  • Best Original Choreography in a Musical/Play
  • Best Performance by a Female Actor in a Lead Role (Play)
  • Best Performance by a Male Actor in a Lead Role (Play)
  • Best Performance in a Solo Production: Male/Female
  • Best Performance by a Female Actor in a Lead Role (Musical)
  • Best Performance by a Male Actor in a Lead Role (Musical)
  • Best Dance theatre
  • Best Kenyan Playwright
  • Best Set design
  • Best Lighting design
  • Best Sound Design
  • Best Costumes design
  • Best Producer
  • Best Director
  • Best University/college theatre group
  • Best Theatre company of the year
A past one-woman show at the Goethe Institut in Nairobi. Solo performances will be eligible for KTAs.

A past one-woman show at the Goethe Institut in Nairobi.
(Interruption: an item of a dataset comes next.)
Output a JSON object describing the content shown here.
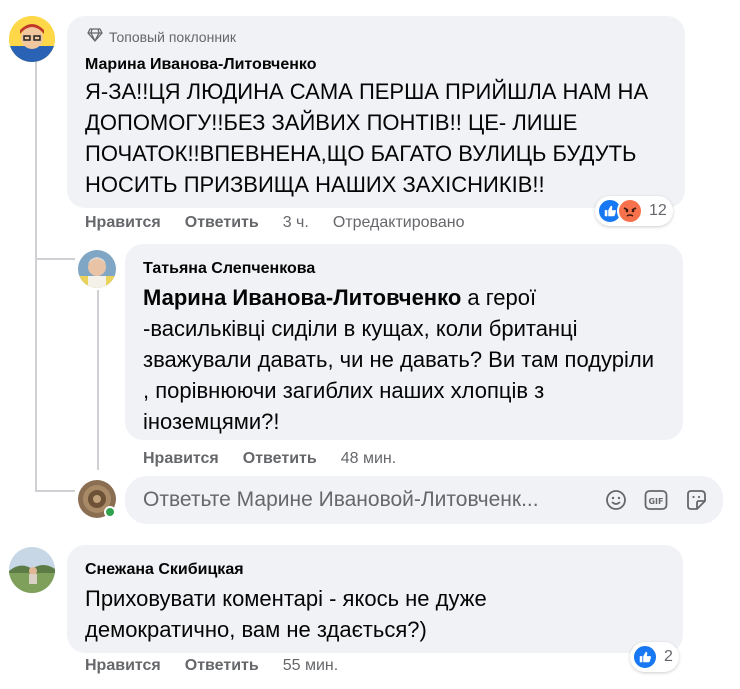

Solo performances will be eligible for KTAs. (Photo: Courtesy)

In addition to the above accolades, there will be some ‘special awards’, decided on and approved by the Jury and the Kenya Theatre Awards executive. These are:

  • World Impact Award (for an individual or production that raises the bar of Kenya Theatre Internationally)
  • Life Time Achievement Awards. (For individuals in the Industry for more than 30 years.)
  • Innovation in Theatre Award (for outstanding contribution to Kenyan Theatre)
  • Rafiki Awards (Individuals and advertising/corporate/government/venue who support theatre)

This post was written by the author in their personal capacity.The opinions expressed in this article are the author’s own and do not reflect the view of The Theatre Times, their staff or collaborators.

This post was written by Alexander Nderitu.

The views expressed here belong to the author and do not necessarily reflect our views and opinions.